Check every line below for the string "title", and copy the lines that contain it.

__Material provided__
···
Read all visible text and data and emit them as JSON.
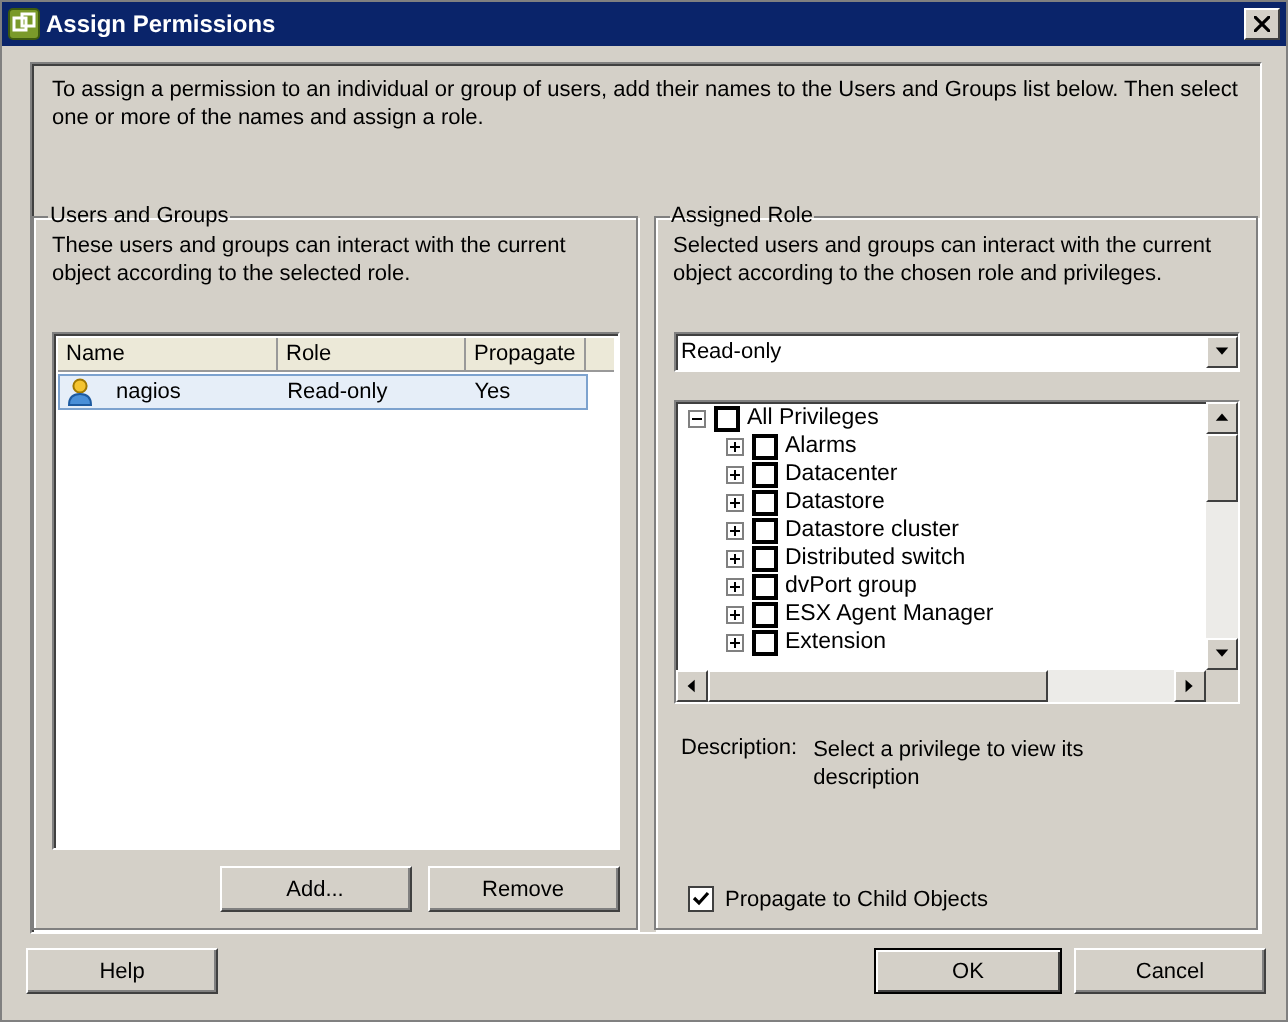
{
  "window": {
    "title": "Assign Permissions"
  },
  "intro": "To assign a permission to an individual or group of users, add their names to the Users and Groups list below. Then select one or more of the names and assign a role.",
  "users_groups": {
    "title": "Users and Groups",
    "description": "These users and groups can interact with the current object according to the selected role.",
    "columns": [
      "Name",
      "Role",
      "Propagate"
    ],
    "rows": [
      {
        "cells": [
          "nagios",
          "Read-only",
          "Yes"
        ],
        "selected": true
      }
    ],
    "buttons": [
      "Add...",
      "Remove"
    ]
  },
  "assigned_role": {
    "title": "Assigned Role",
    "description": "Selected users and groups can interact with the current object according to the chosen role and privileges.",
    "role": "Read-only",
    "privileges": {
      "label": "All Privileges",
      "expanded": true,
      "checked": false,
      "children": [
        {
          "label": "Alarms",
          "expanded": false,
          "checked": false
        },
        {
          "label": "Datacenter",
          "expanded": false,
          "checked": false
        },
        {
          "label": "Datastore",
          "expanded": false,
          "checked": false
        },
        {
          "label": "Datastore cluster",
          "expanded": false,
          "checked": false
        },
        {
          "label": "Distributed switch",
          "expanded": false,
          "checked": false
        },
        {
          "label": "dvPort group",
          "expanded": false,
          "checked": false
        },
        {
          "label": "ESX Agent Manager",
          "expanded": false,
          "checked": false
        },
        {
          "label": "Extension",
          "expanded": false,
          "checked": false
        }
      ]
    },
    "description_label": "Description:",
    "description_text": "Select a privilege to view its description",
    "propagate": {
      "label": "Propagate to Child Objects",
      "checked": true
    }
  },
  "buttons": {
    "help": "Help",
    "ok": "OK",
    "cancel": "Cancel"
  }
}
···
__Expected answer__
    "title": "Assign Permissions"
    "title": "Users and Groups",
    "title": "Assigned Role",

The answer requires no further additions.